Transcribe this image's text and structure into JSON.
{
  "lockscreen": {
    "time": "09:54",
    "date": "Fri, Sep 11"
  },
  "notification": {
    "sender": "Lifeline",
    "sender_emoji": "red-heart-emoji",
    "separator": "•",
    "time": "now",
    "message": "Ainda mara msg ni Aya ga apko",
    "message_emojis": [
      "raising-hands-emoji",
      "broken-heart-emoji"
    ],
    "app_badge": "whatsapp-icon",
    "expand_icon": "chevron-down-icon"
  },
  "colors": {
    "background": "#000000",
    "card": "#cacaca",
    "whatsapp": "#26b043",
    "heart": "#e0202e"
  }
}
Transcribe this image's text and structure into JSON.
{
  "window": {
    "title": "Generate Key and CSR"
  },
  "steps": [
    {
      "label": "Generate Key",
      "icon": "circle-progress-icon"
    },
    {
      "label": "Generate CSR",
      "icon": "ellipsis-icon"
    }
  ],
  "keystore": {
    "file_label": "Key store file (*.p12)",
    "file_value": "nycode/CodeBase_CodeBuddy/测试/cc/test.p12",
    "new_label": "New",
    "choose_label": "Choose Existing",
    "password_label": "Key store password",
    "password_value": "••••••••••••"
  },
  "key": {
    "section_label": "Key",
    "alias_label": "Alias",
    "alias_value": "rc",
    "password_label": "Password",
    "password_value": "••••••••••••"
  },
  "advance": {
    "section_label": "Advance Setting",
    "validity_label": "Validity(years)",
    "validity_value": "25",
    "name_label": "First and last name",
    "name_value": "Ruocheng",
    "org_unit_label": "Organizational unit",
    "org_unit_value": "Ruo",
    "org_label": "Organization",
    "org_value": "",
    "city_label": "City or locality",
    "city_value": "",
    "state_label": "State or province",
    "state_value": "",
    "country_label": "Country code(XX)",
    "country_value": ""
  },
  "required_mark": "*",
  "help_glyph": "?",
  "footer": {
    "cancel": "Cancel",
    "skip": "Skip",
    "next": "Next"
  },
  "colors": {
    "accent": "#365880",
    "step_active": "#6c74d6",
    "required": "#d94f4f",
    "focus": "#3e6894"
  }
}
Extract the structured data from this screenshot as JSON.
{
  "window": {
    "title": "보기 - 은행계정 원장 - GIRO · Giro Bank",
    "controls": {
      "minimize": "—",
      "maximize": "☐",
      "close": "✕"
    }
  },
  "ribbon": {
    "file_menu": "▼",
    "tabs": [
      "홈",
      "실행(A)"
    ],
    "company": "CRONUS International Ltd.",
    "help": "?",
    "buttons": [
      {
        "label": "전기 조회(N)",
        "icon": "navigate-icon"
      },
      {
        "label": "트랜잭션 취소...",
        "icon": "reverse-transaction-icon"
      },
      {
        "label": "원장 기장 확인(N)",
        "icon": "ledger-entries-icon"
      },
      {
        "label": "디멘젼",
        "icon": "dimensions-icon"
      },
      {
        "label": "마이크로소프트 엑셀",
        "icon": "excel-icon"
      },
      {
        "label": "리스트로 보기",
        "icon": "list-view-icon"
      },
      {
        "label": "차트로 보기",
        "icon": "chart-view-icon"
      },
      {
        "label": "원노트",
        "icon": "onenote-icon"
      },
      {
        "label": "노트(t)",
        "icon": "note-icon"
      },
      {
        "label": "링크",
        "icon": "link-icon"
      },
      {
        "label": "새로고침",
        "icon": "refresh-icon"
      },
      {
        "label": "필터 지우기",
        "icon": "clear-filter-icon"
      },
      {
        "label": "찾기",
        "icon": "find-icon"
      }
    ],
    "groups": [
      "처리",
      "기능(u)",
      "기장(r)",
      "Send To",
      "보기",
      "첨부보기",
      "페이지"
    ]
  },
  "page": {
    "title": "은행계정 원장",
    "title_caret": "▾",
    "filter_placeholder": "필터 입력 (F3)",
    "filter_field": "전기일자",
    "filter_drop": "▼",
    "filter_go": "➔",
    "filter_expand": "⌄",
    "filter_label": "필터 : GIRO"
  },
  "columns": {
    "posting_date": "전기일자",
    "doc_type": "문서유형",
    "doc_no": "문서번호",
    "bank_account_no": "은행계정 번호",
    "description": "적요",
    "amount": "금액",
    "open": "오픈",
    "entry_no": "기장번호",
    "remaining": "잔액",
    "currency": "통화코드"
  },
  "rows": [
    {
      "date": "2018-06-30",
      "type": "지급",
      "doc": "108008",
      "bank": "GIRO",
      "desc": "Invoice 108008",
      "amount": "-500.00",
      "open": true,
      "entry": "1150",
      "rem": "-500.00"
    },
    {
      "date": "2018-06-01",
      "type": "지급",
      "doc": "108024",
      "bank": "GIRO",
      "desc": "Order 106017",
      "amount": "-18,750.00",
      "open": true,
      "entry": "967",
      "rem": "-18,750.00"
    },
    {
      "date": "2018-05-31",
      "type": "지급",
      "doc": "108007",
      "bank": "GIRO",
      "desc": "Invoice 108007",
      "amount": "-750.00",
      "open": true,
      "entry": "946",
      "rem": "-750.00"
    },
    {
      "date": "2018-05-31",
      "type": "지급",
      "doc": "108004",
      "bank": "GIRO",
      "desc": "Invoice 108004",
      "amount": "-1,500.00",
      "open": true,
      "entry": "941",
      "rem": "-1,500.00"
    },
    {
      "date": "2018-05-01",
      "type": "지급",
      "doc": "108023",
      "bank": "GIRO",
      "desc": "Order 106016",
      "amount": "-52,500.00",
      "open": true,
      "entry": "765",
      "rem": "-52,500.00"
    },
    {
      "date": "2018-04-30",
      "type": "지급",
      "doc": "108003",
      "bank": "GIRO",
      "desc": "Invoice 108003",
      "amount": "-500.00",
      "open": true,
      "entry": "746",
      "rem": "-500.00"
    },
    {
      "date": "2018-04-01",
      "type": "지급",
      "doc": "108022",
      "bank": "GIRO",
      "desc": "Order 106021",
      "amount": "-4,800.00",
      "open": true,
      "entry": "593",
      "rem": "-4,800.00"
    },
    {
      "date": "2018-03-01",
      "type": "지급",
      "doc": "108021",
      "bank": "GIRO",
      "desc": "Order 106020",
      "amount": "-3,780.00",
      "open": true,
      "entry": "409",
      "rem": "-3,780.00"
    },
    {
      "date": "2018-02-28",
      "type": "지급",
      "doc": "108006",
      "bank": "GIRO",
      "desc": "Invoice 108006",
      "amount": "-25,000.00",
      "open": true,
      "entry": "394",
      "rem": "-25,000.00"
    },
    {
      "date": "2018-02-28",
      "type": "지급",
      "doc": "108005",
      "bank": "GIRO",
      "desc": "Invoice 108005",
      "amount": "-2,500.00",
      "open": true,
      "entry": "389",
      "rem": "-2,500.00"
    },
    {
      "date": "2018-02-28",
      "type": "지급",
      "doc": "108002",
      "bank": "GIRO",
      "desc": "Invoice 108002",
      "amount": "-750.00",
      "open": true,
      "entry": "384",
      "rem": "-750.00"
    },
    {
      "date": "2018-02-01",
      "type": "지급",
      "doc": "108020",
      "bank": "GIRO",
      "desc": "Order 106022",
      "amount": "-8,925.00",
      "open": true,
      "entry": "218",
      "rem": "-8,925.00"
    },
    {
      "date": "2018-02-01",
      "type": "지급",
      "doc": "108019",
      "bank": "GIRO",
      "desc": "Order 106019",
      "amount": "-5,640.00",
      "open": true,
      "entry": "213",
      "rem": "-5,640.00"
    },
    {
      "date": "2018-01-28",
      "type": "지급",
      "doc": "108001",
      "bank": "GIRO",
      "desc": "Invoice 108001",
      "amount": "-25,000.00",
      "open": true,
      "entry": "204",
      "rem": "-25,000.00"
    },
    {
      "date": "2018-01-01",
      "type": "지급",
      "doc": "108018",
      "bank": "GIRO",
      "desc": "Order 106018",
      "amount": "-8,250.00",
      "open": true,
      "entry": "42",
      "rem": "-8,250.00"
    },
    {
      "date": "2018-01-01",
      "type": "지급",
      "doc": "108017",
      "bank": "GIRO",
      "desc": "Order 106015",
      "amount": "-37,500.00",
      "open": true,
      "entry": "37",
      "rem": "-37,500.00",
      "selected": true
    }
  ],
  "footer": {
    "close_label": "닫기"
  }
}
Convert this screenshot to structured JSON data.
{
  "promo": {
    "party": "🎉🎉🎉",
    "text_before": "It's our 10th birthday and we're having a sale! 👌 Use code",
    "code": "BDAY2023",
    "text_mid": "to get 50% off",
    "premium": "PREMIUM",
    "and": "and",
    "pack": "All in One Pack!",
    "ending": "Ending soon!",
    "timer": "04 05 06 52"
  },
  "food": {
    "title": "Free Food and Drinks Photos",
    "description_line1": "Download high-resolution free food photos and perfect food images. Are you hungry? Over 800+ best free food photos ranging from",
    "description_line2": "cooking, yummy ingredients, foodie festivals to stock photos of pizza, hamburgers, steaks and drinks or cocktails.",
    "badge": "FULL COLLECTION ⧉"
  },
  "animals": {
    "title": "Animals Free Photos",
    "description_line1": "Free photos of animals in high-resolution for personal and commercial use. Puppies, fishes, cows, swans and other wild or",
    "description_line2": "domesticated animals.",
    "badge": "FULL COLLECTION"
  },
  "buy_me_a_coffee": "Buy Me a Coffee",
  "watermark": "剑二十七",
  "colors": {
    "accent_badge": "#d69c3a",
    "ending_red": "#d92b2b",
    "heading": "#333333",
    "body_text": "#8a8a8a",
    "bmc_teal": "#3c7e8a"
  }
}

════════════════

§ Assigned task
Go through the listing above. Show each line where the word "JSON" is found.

§ Solution to this task
Transcribe this image's text and structure into JSON.
Transcribe this image's text and structure into JSON.
Extract the structured data from this screenshot as JSON.
Convert this screenshot to structured JSON data.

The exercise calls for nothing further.